Segment Open

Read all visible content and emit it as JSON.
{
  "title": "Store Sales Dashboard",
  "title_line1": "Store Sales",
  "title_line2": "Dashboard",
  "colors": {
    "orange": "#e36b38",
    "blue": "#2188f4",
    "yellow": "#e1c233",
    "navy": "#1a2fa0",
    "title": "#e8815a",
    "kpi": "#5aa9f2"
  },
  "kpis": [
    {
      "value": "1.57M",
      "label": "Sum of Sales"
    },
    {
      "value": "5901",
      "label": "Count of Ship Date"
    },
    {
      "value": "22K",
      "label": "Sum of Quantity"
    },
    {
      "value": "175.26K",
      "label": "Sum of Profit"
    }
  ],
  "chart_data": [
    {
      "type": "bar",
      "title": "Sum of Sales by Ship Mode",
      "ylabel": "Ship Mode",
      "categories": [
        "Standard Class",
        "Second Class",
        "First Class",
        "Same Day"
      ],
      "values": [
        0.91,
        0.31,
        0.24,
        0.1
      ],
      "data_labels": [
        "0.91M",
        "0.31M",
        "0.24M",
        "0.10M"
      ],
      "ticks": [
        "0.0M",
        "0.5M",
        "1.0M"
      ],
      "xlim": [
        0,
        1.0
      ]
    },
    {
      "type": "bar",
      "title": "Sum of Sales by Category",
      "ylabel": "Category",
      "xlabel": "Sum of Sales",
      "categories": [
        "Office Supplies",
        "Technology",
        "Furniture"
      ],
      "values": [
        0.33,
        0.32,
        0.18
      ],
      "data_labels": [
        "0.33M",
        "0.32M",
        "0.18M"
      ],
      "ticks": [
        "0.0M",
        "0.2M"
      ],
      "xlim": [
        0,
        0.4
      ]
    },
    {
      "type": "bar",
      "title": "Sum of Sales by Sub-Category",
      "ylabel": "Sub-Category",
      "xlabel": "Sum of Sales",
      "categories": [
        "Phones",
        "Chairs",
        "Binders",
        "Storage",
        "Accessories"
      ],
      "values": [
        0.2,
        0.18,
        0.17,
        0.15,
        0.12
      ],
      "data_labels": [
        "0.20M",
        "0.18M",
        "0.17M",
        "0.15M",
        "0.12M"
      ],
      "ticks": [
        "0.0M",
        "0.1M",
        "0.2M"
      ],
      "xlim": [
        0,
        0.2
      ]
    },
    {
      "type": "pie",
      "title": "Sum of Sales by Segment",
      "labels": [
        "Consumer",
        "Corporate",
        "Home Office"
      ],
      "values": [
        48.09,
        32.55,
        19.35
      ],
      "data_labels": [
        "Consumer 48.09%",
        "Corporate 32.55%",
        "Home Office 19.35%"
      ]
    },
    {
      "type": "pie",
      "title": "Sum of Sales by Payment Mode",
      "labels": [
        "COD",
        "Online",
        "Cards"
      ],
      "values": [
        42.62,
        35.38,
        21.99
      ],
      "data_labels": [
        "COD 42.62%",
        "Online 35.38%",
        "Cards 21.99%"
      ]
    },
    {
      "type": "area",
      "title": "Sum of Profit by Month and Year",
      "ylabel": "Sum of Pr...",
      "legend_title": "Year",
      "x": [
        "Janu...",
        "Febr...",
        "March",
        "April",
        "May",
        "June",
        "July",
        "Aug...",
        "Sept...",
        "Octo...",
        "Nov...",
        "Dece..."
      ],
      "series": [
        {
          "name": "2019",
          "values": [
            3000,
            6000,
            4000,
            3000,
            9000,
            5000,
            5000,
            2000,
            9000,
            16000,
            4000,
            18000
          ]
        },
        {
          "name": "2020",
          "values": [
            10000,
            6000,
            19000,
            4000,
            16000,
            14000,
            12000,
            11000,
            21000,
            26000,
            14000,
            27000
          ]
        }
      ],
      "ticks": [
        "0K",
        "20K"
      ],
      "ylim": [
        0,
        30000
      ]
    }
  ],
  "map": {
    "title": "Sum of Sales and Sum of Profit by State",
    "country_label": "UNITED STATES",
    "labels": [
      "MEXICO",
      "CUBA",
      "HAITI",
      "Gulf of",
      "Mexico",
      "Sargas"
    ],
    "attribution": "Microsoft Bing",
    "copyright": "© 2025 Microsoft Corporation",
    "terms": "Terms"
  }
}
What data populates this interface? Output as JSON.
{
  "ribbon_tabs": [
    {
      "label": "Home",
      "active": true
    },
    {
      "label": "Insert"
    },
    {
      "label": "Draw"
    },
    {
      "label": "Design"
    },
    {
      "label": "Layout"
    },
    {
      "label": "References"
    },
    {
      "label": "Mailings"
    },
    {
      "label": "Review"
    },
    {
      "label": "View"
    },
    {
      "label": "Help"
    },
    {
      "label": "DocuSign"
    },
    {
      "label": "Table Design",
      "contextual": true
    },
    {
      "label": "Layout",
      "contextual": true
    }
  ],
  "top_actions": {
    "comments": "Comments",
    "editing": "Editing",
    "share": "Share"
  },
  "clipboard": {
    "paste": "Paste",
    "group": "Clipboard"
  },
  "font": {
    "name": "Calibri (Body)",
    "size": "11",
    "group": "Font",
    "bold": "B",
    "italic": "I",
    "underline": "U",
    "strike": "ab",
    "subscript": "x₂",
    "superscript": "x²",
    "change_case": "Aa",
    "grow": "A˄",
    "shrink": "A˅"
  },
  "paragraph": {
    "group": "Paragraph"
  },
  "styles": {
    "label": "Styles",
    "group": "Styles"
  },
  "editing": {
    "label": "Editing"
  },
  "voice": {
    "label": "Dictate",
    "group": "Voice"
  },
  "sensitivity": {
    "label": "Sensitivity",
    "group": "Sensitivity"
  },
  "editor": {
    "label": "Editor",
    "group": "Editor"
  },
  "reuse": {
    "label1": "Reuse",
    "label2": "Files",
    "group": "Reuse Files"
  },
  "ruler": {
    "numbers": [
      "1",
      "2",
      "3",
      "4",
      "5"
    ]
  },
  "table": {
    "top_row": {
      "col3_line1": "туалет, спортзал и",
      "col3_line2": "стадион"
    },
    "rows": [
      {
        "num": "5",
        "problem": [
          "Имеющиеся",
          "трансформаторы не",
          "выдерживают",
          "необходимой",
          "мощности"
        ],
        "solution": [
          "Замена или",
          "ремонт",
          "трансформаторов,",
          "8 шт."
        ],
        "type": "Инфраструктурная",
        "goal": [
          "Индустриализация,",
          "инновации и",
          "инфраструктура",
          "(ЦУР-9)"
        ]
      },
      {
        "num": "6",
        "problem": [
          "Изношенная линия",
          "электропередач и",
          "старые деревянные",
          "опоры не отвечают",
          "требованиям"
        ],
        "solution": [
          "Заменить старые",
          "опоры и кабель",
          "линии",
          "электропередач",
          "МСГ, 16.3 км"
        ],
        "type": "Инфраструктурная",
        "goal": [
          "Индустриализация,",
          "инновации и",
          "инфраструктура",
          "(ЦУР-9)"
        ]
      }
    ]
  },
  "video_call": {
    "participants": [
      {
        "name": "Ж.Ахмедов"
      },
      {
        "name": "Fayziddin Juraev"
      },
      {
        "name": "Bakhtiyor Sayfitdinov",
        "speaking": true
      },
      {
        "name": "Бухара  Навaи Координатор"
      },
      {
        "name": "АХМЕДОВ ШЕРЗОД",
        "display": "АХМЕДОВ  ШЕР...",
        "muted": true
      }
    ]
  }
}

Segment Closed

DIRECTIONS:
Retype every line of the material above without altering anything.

TASK RESULT:
Read all visible content and emit it as JSON.
{
  "title": "Store Sales Dashboard",
  "title_line1": "Store Sales",
  "title_line2": "Dashboard",
  "colors": {
    "orange": "#e36b38",
    "blue": "#2188f4",
    "yellow": "#e1c233",
    "navy": "#1a2fa0",
    "title": "#e8815a",
    "kpi": "#5aa9f2"
  },
  "kpis": [
    {
      "value": "1.57M",
      "label": "Sum of Sales"
    },
    {
      "value": "5901",
      "label": "Count of Ship Date"
    },
    {
      "value": "22K",
      "label": "Sum of Quantity"
    },
    {
      "value": "175.26K",
      "label": "Sum of Profit"
    }
  ],
  "chart_data": [
    {
      "type": "bar",
      "title": "Sum of Sales by Ship Mode",
      "ylabel": "Ship Mode",
      "categories": [
        "Standard Class",
        "Second Class",
        "First Class",
        "Same Day"
      ],
      "values": [
        0.91,
        0.31,
        0.24,
        0.1
      ],
      "data_labels": [
        "0.91M",
        "0.31M",
        "0.24M",
        "0.10M"
      ],
      "ticks": [
        "0.0M",
        "0.5M",
        "1.0M"
      ],
      "xlim": [
        0,
        1.0
      ]
    },
    {
      "type": "bar",
      "title": "Sum of Sales by Category",
      "ylabel": "Category",
      "xlabel": "Sum of Sales",
      "categories": [
        "Office Supplies",
        "Technology",
        "Furniture"
      ],
      "values": [
        0.33,
        0.32,
        0.18
      ],
      "data_labels": [
        "0.33M",
        "0.32M",
        "0.18M"
      ],
      "ticks": [
        "0.0M",
        "0.2M"
      ],
      "xlim": [
        0,
        0.4
      ]
    },
    {
      "type": "bar",
      "title": "Sum of Sales by Sub-Category",
      "ylabel": "Sub-Category",
      "xlabel": "Sum of Sales",
      "categories": [
        "Phones",
        "Chairs",
        "Binders",
        "Storage",
        "Accessories"
      ],
      "values": [
        0.2,
        0.18,
        0.17,
        0.15,
        0.12
      ],
      "data_labels": [
        "0.20M",
        "0.18M",
        "0.17M",
        "0.15M",
        "0.12M"
      ],
      "ticks": [
        "0.0M",
        "0.1M",
        "0.2M"
      ],
      "xlim": [
        0,
        0.2
      ]
    },
    {
      "type": "pie",
      "title": "Sum of Sales by Segment",
      "labels": [
        "Consumer",
        "Corporate",
        "Home Office"
      ],
      "values": [
        48.09,
        32.55,
        19.35
      ],
      "data_labels": [
        "Consumer 48.09%",
        "Corporate 32.55%",
        "Home Office 19.35%"
      ]
    },
    {
      "type": "pie",
      "title": "Sum of Sales by Payment Mode",
      "labels": [
        "COD",
        "Online",
        "Cards"
      ],
      "values": [
        42.62,
        35.38,
        21.99
      ],
      "data_labels": [
        "COD 42.62%",
        "Online 35.38%",
        "Cards 21.99%"
      ]
    },
    {
      "type": "area",
      "title": "Sum of Profit by Month and Year",
      "ylabel": "Sum of Pr...",
      "legend_title": "Year",
      "x": [
        "Janu...",
        "Febr...",
        "March",
        "April",
        "May",
        "June",
        "July",
        "Aug...",
        "Sept...",
        "Octo...",
        "Nov...",
        "Dece..."
      ],
      "series": [
        {
          "name": "2019",
          "values": [
            3000,
            6000,
            4000,
            3000,
            9000,
            5000,
            5000,
            2000,
            9000,
            16000,
            4000,
            18000
          ]
        },
        {
          "name": "2020",
          "values": [
            10000,
            6000,
            19000,
            4000,
            16000,
            14000,
            12000,
            11000,
            21000,
            26000,
            14000,
            27000
          ]
        }
      ],
      "ticks": [
        "0K",
        "20K"
      ],
      "ylim": [
        0,
        30000
      ]
    }
  ],
  "map": {
    "title": "Sum of Sales and Sum of Profit by State",
    "country_label": "UNITED STATES",
    "labels": [
      "MEXICO",
      "CUBA",
      "HAITI",
      "Gulf of",
      "Mexico",
      "Sargas"
    ],
    "attribution": "Microsoft Bing",
    "copyright": "© 2025 Microsoft Corporation",
    "terms": "Terms"
  }
}
What data populates this interface? Output as JSON.
{
  "ribbon_tabs": [
    {
      "label": "Home",
      "active": true
    },
    {
      "label": "Insert"
    },
    {
      "label": "Draw"
    },
    {
      "label": "Design"
    },
    {
      "label": "Layout"
    },
    {
      "label": "References"
    },
    {
      "label": "Mailings"
    },
    {
      "label": "Review"
    },
    {
      "label": "View"
    },
    {
      "label": "Help"
    },
    {
      "label": "DocuSign"
    },
    {
      "label": "Table Design",
      "contextual": true
    },
    {
      "label": "Layout",
      "contextual": true
    }
  ],
  "top_actions": {
    "comments": "Comments",
    "editing": "Editing",
    "share": "Share"
  },
  "clipboard": {
    "paste": "Paste",
    "group": "Clipboard"
  },
  "font": {
    "name": "Calibri (Body)",
    "size": "11",
    "group": "Font",
    "bold": "B",
    "italic": "I",
    "underline": "U",
    "strike": "ab",
    "subscript": "x₂",
    "superscript": "x²",
    "change_case": "Aa",
    "grow": "A˄",
    "shrink": "A˅"
  },
  "paragraph": {
    "group": "Paragraph"
  },
  "styles": {
    "label": "Styles",
    "group": "Styles"
  },
  "editing": {
    "label": "Editing"
  },
  "voice": {
    "label": "Dictate",
    "group": "Voice"
  },
  "sensitivity": {
    "label": "Sensitivity",
    "group": "Sensitivity"
  },
  "editor": {
    "label": "Editor",
    "group": "Editor"
  },
  "reuse": {
    "label1": "Reuse",
    "label2": "Files",
    "group": "Reuse Files"
  },
  "ruler": {
    "numbers": [
      "1",
      "2",
      "3",
      "4",
      "5"
    ]
  },
  "table": {
    "top_row": {
      "col3_line1": "туалет, спортзал и",
      "col3_line2": "стадион"
    },
    "rows": [
      {
        "num": "5",
        "problem": [
          "Имеющиеся",
          "трансформаторы не",
          "выдерживают",
          "необходимой",
          "мощности"
        ],
        "solution": [
          "Замена или",
          "ремонт",
          "трансформаторов,",
          "8 шт."
        ],
        "type": "Инфраструктурная",
        "goal": [
          "Индустриализация,",
          "инновации и",
          "инфраструктура",
          "(ЦУР-9)"
        ]
      },
      {
        "num": "6",
        "problem": [
          "Изношенная линия",
          "электропередач и",
          "старые деревянные",
          "опоры не отвечают",
          "требованиям"
        ],
        "solution": [
          "Заменить старые",
          "опоры и кабель",
          "линии",
          "электропередач",
          "МСГ, 16.3 км"
        ],
        "type": "Инфраструктурная",
        "goal": [
          "Индустриализация,",
          "инновации и",
          "инфраструктура",
          "(ЦУР-9)"
        ]
      }
    ]
  },
  "video_call": {
    "participants": [
      {
        "name": "Ж.Ахмедов"
      },
      {
        "name": "Fayziddin Juraev"
      },
      {
        "name": "Bakhtiyor Sayfitdinov",
        "speaking": true
      },
      {
        "name": "Бухара  Навaи Координатор"
      },
      {
        "name": "АХМЕДОВ ШЕРЗОД",
        "display": "АХМЕДОВ  ШЕР...",
        "muted": true
      }
    ]
  }
}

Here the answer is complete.